Thank you Anna! 🙂 Woman after my own heart - cake for breakfast! To be honest a dollop of yogurt would go really nicely here and as the cake is not overly sweet and there is citrus involved I say let's go for it! 🙂
jenny walters says
Gosh Jo what a beautiful cake! I adore fruity bakes and this one is making me drool! I can just imagine it warm with a puddle of cream.....lick that spoon. Thank you for your brilliant hosting and sharing it on #CookBlogShare
Thanks Jen! Puddle of cream or vanilla ice cream works for me too and this cake goes lovely with both! 🙂
Rebecca - Glutarama says
I adore oranges in baking but admit to have never used blood oranges before, this cake looks divine and has tickled my taste buds so much that I'm going to adapt it so that both my daughter and I can eat it too.
Gorgeous reddish hue is the only difference, they just look so pretty I love baking with them. I hope you enjoy your gluten-free version of it and please let me know how it went once you've done it!
Alina | Cooking Journey Blog says
Perfect work on peeling oranges! Looks lovely, citrus cakes are sweet, tart, fresh and juicy.
Thank you Alina! 😉 Citrus bakes are all those things for sure!
Jenny paulin says
thank you for sharing with #Bakeoftheweek Jo x
Pleasure! Thanks for hosting! 🙂 x
Jenny Paulin says
Jo this looks so pretty. I have never tried eating or baking with blood oranges, but they always make bales look so tempting. x
Thank you Jenny! 🙂 I am absolutely obsessed with them and it is only the second year since I've discovered them through my organic veg box. The best citrus fruit ever! lol 🙂 x
Monika Dabrowski says
Lovely looking cake, I like how it has caramelised around the edges. Thank you for bringing your cake recipe to #CookBlogShare
Thank you Monika! 🙂
Helen at Casa Costello says
I love how in depth this post is - even down to advice on chopping the blood oranges. Brilliant. I will now be searching out Blood Oranges around us! Thanks for joining in with #BakeoftheWeek x
Thanks Helen! 🙂 I'm trying to never assume that readers know how to do things hence all the detailed info. I'm glad you like it. 🙂 Thanks for hosting! 🙂 x
Corina Blum says
I love any kind of citrus cake and this one sounds delicious! I do think blood orange recipes look so pretty.

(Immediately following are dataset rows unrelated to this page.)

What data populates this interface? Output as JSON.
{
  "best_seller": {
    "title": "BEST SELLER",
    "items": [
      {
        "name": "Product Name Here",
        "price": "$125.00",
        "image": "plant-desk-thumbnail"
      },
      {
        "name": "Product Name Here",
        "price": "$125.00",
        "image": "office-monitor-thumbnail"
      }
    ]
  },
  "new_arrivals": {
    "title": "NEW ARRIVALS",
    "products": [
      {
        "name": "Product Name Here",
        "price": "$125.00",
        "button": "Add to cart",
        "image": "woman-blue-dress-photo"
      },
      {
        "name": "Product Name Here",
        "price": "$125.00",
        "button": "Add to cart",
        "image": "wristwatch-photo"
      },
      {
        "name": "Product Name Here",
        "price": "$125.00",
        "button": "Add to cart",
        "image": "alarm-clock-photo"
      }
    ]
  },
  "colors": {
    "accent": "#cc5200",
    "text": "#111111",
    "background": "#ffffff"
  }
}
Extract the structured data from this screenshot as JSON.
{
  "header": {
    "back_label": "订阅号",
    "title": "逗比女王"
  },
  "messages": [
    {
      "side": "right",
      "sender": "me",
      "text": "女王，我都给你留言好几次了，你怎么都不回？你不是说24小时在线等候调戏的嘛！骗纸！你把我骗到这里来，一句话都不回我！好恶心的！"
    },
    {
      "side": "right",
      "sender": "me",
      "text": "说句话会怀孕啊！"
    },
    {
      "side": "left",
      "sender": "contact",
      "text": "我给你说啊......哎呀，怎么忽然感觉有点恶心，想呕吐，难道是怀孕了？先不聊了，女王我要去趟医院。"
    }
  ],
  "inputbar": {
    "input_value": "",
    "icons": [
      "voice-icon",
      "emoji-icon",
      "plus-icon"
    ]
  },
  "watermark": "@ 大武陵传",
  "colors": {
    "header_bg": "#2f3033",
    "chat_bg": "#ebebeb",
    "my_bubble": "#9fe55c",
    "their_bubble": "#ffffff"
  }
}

Thank you! ? Citrus cakes are really high on my list too! ? I find (second year in a row now) that blood oranges look “bloodier” and prettier the the closer to the end of season we get.
Even I am a citrus cake fan and this one is a must try!